Last Saturday, I went to hear this incredible performance LIVE in Powell Hall with a couple of my friends. I can honestly say that this was one of the most exciting nights of the semester! Not only is the concert hall beautiful with golden walls and glass chandeliers, but also the music itself. And what’s even better? Spending the evening with friends who sat right next to me as we listened to this masterpiece performed by the St. Louis Symphony.


post-concert group pic!

The Requiem is Mozart’s final composition (aka he was writing this mass right before his own death, as if it was one for himself!). In fact, even the program of the concert said that, “It was proposed that the composer was beset with presentiments of death and became convinced he was actually composing his own funeral music; that the messenger who brought the commission was “a tall, thin, grave-looking man,” and that Mozart believed that he was a spectral emissary from the next world; that the composer worked feverishly at the requiem on his death bed, dictating passages with his dying breath.” Moreover, the key of D-minor is known as the saddest key signature. Hearing this deadly work (literally) performed live in the saddest key was *mind-blowing*.

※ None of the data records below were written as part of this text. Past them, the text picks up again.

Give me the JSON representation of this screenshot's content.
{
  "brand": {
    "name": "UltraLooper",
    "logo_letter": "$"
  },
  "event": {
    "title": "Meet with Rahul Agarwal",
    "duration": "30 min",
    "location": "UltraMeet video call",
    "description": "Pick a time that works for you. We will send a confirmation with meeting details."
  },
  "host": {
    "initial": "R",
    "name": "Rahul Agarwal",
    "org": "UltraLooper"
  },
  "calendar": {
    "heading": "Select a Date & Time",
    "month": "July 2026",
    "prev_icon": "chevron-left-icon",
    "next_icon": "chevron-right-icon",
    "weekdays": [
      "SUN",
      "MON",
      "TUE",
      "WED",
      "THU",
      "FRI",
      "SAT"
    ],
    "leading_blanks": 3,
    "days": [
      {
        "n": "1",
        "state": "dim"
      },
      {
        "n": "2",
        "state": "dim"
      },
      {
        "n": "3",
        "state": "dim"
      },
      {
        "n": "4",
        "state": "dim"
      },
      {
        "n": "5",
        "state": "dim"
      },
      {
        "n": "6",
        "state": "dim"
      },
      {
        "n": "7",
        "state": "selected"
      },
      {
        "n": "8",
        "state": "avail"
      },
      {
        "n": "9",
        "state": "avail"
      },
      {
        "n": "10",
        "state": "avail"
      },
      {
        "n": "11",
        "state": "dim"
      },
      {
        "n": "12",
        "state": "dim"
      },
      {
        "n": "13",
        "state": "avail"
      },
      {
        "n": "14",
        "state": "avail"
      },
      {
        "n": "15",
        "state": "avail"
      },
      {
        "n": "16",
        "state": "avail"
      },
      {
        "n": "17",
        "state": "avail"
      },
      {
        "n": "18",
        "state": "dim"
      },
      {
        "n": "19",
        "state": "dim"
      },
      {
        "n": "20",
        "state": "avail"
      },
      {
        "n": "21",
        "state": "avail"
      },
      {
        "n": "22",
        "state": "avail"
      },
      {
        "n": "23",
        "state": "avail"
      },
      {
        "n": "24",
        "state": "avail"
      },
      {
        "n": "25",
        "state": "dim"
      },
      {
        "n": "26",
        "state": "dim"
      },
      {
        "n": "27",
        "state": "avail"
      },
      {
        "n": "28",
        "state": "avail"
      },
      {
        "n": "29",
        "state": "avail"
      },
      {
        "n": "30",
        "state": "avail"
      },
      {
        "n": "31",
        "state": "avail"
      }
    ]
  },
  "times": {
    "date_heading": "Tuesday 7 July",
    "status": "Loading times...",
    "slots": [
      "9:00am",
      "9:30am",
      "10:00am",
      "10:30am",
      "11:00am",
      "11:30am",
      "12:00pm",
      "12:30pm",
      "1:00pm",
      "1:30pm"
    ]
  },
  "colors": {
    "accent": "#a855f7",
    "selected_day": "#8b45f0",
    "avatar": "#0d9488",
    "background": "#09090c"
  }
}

Crazy, right? There have been many speculations regarding how this work came into being, even with movies, like Amadeus, portraying the story behind the Requiem. Of course, not all of these depictions are accurate ones. However, one thing that remains true is the notes performed. I loved the vocal soloists for each voice (bass, tenor, alto, and soprano) and how the choir and orchestra fit perfectly together. My favorite movement from the performance was Lacrimosa. It was so sad, yet a bit “bittersweet” because the repetition of the notes gave off a little hope. Soon enough, we heard a celebratory “Sanctus” towards the end of the work.

The scoring of this 50-minute work consists of 2 basset horns, 2 bassoons, 2 trumpets, 3 trombones, a timpani, chorus, organ, and strings. As a musician, I was originally shocked by the lack of instruments onstage. Yet, the sound in the forte sections were so loud! Throughout the performance, I compared the sound to the one from the Wash U Symphony Orchestra (which has more instruments than this work!). It is interesting seeing Mozart work magic with a comparatively smaller ensemble.

Now that I have listened to the St. Louis Symphony perform, I am so pumped for my Wash U Symphony Orchestra concert next Friday. We have one more rehearsal on Monday evening before our final concert of the semester on Friday night. I better practice some more over break, yikes! 😛


Happy Thanksgiving, everyone!
~ Nancy <3